With one company, a call center, Pentland advised the manager to revise the schedule so teams took their breaks at the same time. This gave them the opportunity to socialize away from their workspace. Average hold time decreased by 20 percent and employee satisfaction increased. I instituted a similar policy in my Atlantis days – anytime a deadline forced employees to stay past 6:00 PM, they were encouraged to order dinner and expense it to the company. There was only one condition: Everyone had to eat dinner together in the boardroom. Who really wants one-on-one quality mealtime with a desk, anyways? Encourage your employees to get to know each other, eat together, laugh together – and work together.

If coffee breaks can do this, imagine what well-designed team building events can do! The key to making team building stick is to ensure it marries business and pleasure. This is a chance to help people develop applicable skills they can bring back to the work environment, not the least of which is a stronger, more cohesive sense of team.

Paul Marchildon

Paul Marchildon

A self-proclaimed Leisureologist and Motivational Speaker, Paul Marchildon applies his vast expertise in human engagement to help leaders create more productive, effective organizations.
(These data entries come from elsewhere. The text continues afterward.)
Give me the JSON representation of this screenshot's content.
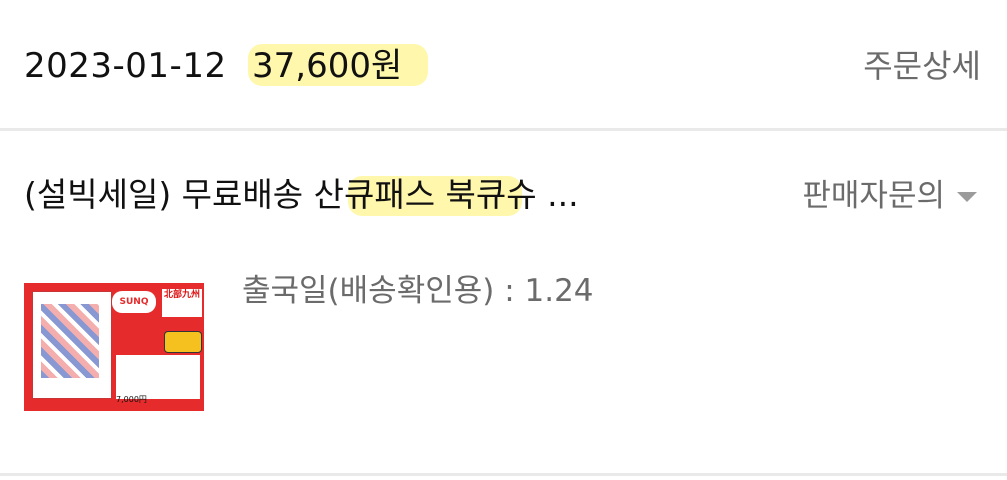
{
  "order": {
    "date": "2023-01-12",
    "amount": "37,600원",
    "detail_link": "주문상세"
  },
  "product": {
    "title": "(설빅세일) 무료배송 산큐패스 북큐슈 ...",
    "seller_inquiry": "판매자문의",
    "thumbnail": {
      "logo_text": "SUNQ",
      "title_text": "北部九州",
      "price_text": "7,000円"
    },
    "ship_label": "출국일(배송확인용) : 1.24"
  },
  "colors": {
    "highlight": "#fff69c",
    "muted_text": "#6b6b6b",
    "divider": "#e9e9e9",
    "thumb_red": "#e52b2b"
  }
}
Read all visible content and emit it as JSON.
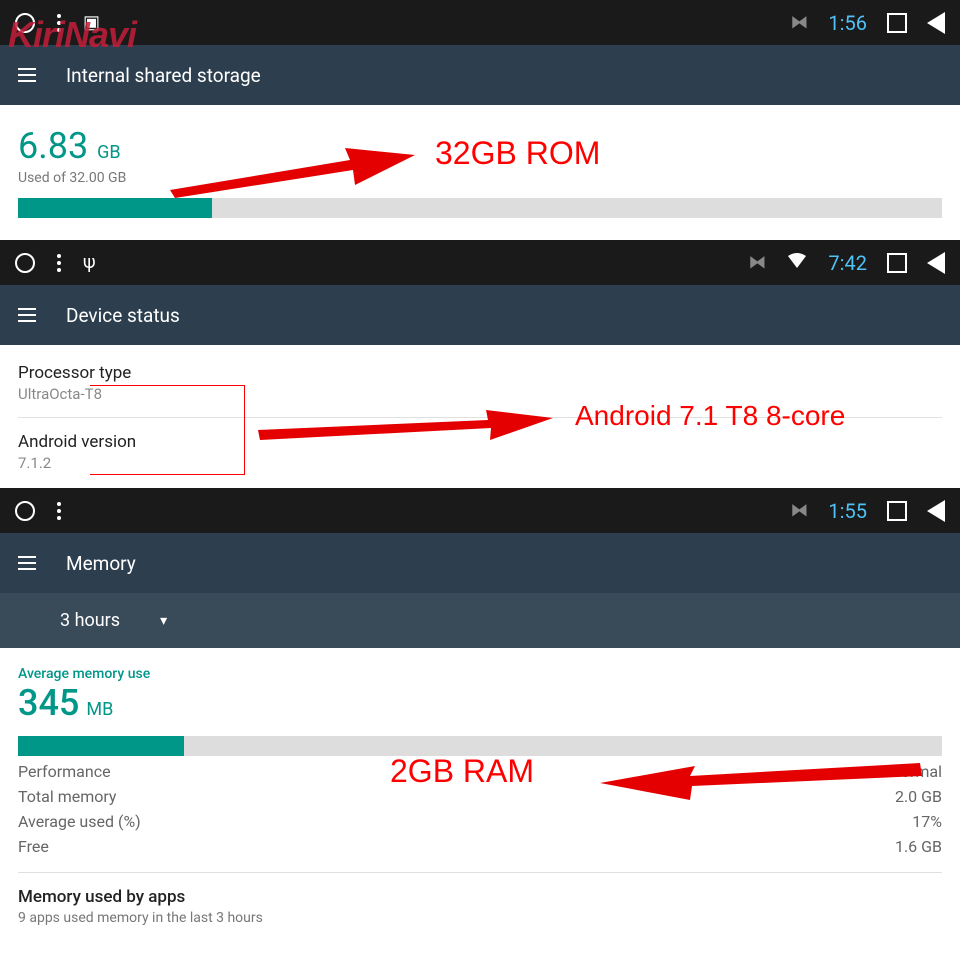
{
  "watermark": "KiriNavi",
  "section1": {
    "status_time": "1:56",
    "header_title": "Internal shared storage",
    "used_value": "6.83",
    "used_unit": "GB",
    "used_sub": "Used of 32.00 GB",
    "progress_pct": 21,
    "annotation": "32GB ROM"
  },
  "section2": {
    "status_time": "7:42",
    "header_title": "Device status",
    "proc_label": "Processor type",
    "proc_value": "UltraOcta-T8",
    "ver_label": "Android version",
    "ver_value": "7.1.2",
    "annotation": "Android 7.1 T8  8-core"
  },
  "section3": {
    "status_time": "1:55",
    "header_title": "Memory",
    "dropdown": "3 hours",
    "avg_label": "Average memory use",
    "avg_value": "345",
    "avg_unit": "MB",
    "progress_pct": 18,
    "stats": {
      "perf_label": "Performance",
      "perf_val": "Normal",
      "total_label": "Total memory",
      "total_val": "2.0 GB",
      "avgpct_label": "Average used (%)",
      "avgpct_val": "17%",
      "free_label": "Free",
      "free_val": "1.6 GB"
    },
    "apps_title": "Memory used by apps",
    "apps_sub": "9 apps used memory in the last 3 hours",
    "annotation": "2GB RAM"
  }
}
Building on an influential career as a pioneer in employee incentive and loyalty programs, strategic creative communications, social media and mobile marketing, Paul provides insight into the advantages of incorporating a leisure culture in the "work" place. He is past president of Society of Incentive and Travel Executives’ (Site) Canadian Chapter and founder of Atlantis Creative Group (now part of Maritz Canada). He is one of a select group of Canadians who have received the Certified Incentive Travel Executive (CITE) designation.